Design for Emotional Appeal
In the wake of finishing this unit, you’ll have the option to:
- Clarify emotional appeal.
- Apply emotional appeal to conduct change design.
Appeal to Emotion
Our minds are comprised of two frameworks. One is moderate and logical. The other is fast and emotional.
NYU clinician Jonathan Haidt has a basic similarity to clarify the connection between the two. Think about an elephant and a rider. The rider is the insightful framework, arranging and dissecting the path forward on an excursion of progress. The elephant is the emotional framework, which gives the capacity to the excursion. The rider can attempt to move the elephant a specific way, however in the event that there is a conflict, the elephant normally wins.
The test is to inspire the elephant to move and move the correct way. This is accomplished with emotional appeals to the emotional framework in the brain.
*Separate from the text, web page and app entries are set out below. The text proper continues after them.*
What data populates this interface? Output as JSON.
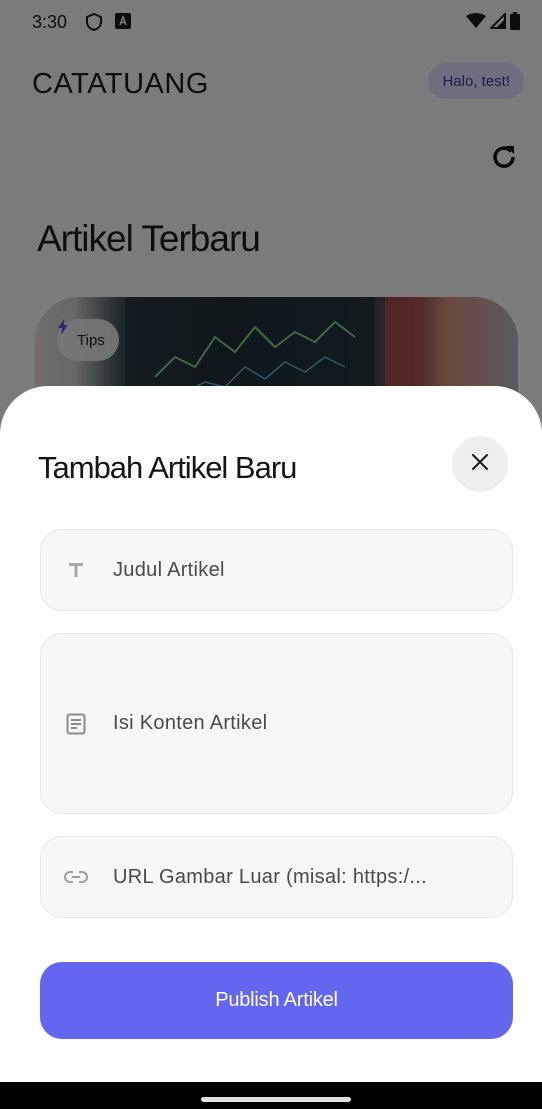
{
  "status_bar": {
    "time": "3:30",
    "icons": [
      "shield-icon",
      "notification-a-icon",
      "wifi-icon",
      "signal-icon",
      "battery-icon"
    ]
  },
  "header": {
    "app_title": "CATATUANG",
    "greeting": "Halo, test!",
    "refresh_icon": "refresh-icon"
  },
  "main": {
    "section_title": "Artikel Terbaru",
    "featured_article": {
      "tag_label": "Tips",
      "tag_icon": "lightning-icon"
    }
  },
  "sheet": {
    "title": "Tambah Artikel Baru",
    "close_icon": "close-icon",
    "fields": {
      "title": {
        "placeholder": "Judul Artikel",
        "icon": "text-icon"
      },
      "content": {
        "placeholder": "Isi Konten Artikel",
        "icon": "article-icon"
      },
      "image_url": {
        "placeholder": "URL Gambar Luar (misal: https:/...",
        "icon": "link-icon"
      }
    },
    "publish_label": "Publish Artikel"
  },
  "colors": {
    "accent": "#6466f0",
    "badge_bg": "#dcdcff",
    "badge_text": "#3b3b9f"
  }
}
When designing for conduct change, we frequently make intelligent appeals to our psyche’s scientific framework—for instance, “You will decrease fossil fuel byproducts”— while neglecting to likewise appeal to the emotional framework. The best conduct change arrangements do both. For instance, “You will diminish fossil fuel byproducts to lessen the demolishing effects of environmental change so your youngsters can have more joyful, more typical lives.”
Emotional appeals are intensely and basically viable. In a 2015 examination concentrate on energy protection, scientists tried two ways to deal with change families’ energy-saving conduct. First was a reasonable appeal of financial reserve funds. The second was an emotional appeal of the destructive impacts of energy utilization on individuals and the climate: contaminations, youth asthma, and disease. The emotional appeal outflanked the reasonable appeal by 9%, and for families with youngsters, the thing that matters was 18%.
A) What is the emotional appeal lever?
- I) Motivating behavior by appealing to the brain’s rational system
- II) Communicating logical, rational benefits for behavior change
- III) Motivating behavior by appealing to the brain’s emotional system
- IV) Detailed quantitative comparisons of a set of choices
B) Why is emotional appeal a powerful lever for behavior change?